Mr. Young, a regular contributor to Automobile Quarterly, has written extensively on the automotive industry.
The automobile today is as much a product of government regulation as of corporate design and innovation. For decades automobile manufacturers designed and built cars without government intrusion. That ended in the 1960s. The automobile suddenly became the focus of environmental activists and safety advocates. The number of regulations affecting cars in the late 60s amounted to only a trickle at first, but quickly reached storm surge proportions in the 1970s.
Manufacturers were forced to redirect much of their design and engineering manpower to the new wave of regulations. New words and phrases entered the automotive lexicon: emissions, impact absorbing bumpers, crash-worthiness, rollover standards, passive restraints.
The last of these—passive restraints—proved the most abhorrent to the manufacturers, and the companies worked tirelessly to prevent such legislation from being passed. The car makers argued that such devices were complex, very costly, and embraced unproven technology. Some cautioned that in certain circumstances air bags, as they came to be known, might even be dangerous. There was also the fear of product liability lawsuits in the rare instances where the air bags failed to inflate.
The insurance industry lobbied for implementation of passive restraints, stating air bags would save lives and reduce injuries; air bags would also save the insurance companies millions of dollars in claims.

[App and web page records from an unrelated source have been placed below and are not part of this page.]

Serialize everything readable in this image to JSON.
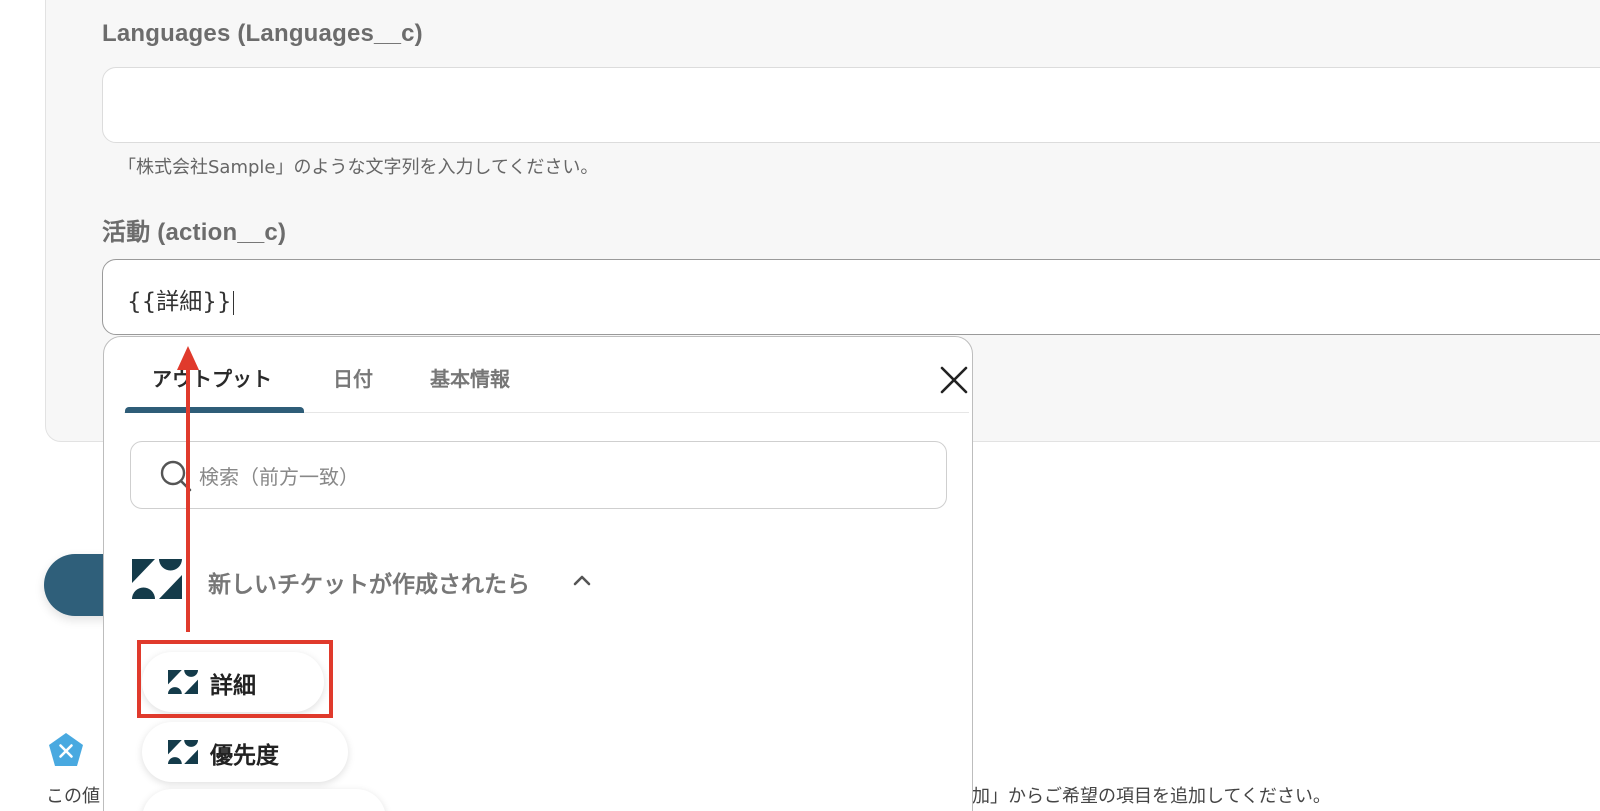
{
  "form": {
    "languages_label": "Languages (Languages__c)",
    "languages_value": "",
    "languages_helper": "「株式会社Sample」のような文字列を入力してください。",
    "action_label": "活動 (action__c)",
    "action_value": "{{詳細}}"
  },
  "dropdown": {
    "tabs": [
      {
        "label": "アウトプット",
        "active": true
      },
      {
        "label": "日付",
        "active": false
      },
      {
        "label": "基本情報",
        "active": false
      }
    ],
    "search_placeholder": "検索（前方一致）",
    "section_title": "新しいチケットが作成されたら",
    "items": [
      {
        "label": "詳細",
        "icon": "zendesk-logo-icon"
      },
      {
        "label": "優先度",
        "icon": "zendesk-logo-icon"
      }
    ]
  },
  "bottom": {
    "text_left": "この値",
    "text_right": "加」からご希望の項目を追加してください。"
  },
  "colors": {
    "accent": "#2e5d78",
    "annotation_red": "#e03a2c",
    "badge_blue": "#49a9e0"
  }
}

The debate raged for years. Seat belt interlocks were tried in the 1970s, forcing drivers to buckle up before their cars would start. But owners found ways of getting around this, and the idea was scrapped. In fact, Americans never have been great believers in the use of seat belts. Despite the life-saving and injury-preventing qualities of lap and shoulder belts, roughly half of all drivers eschew them, even with mandatory seat-belt laws in most states. The air bag, and in some instances, automatic seat belts that wrap around the driver when the car door is closed, circumvent the recalcitrant nature of the American driving public. The government says, in effect, “Since you refuse to exercise good, common sense by wearing a seat belt, the U.S. government has decided to protect you from yourself.” And you must pay for it.
For those who refuse to buckle up, there are air bags. And drivers equipped with air bags will be the first to extoll the virtues of the device after surviving a head-on collision. Unfortunately, the other 50 percent of drivers who wear lap and shoulder belts are now forced to pay for a redundant and. costly passive restraint starting with the 1990 model year. However, air bags are not yet required in every vehicle the manufacturer makes. Consequently, some new-car buyers, having worn lap and shoulder belts for years, are balking at new air bag-equipped cars and are selectively shopping for new vehicles without air bags.
Clearly, most car manufacturers wouldn’t install air bags if not required by law. However, some companies with a tradition of safety, such as Volvo, have installed air bags for a number of years. Air bags, nevertheless, have their limitations. They are effective only in head-on or front-oblique collisions. Lap and shoulder belts provide protection in many other accidents, including side impact, multiple impact, and rollover. Aware of the limitations of air bags, manufacturers continue to install inertia reel lap and shoulder belts in their air bag-fitted cars. Ads for the Lexus ES250 show a driver-side air bag supplemental restraint system inflated with a lap and shoulder belt buckled around an anatomical dummy.
Despite the obvious facts in the air bag versus seat belt debate, safety advocates have turned a deaf ear. They now seek to expand the regulations to include trucks, vans, and other vehicles. Thus, expensive passive restraints will be installed in millions of vehicles when fewer than one percent will be involved in accidents requiting them.
The air bag is yet another example of government trying to improve the automobile for society. As is so often the case, once government gets involved in the regulation of a product, light is never seen at the end of the tunnel. There is never a stated, final goal; there is only an ongoing effort of “improvement.” Government regulation of the automobile has taken on a life of its own, the most notable result being a much more expensive product.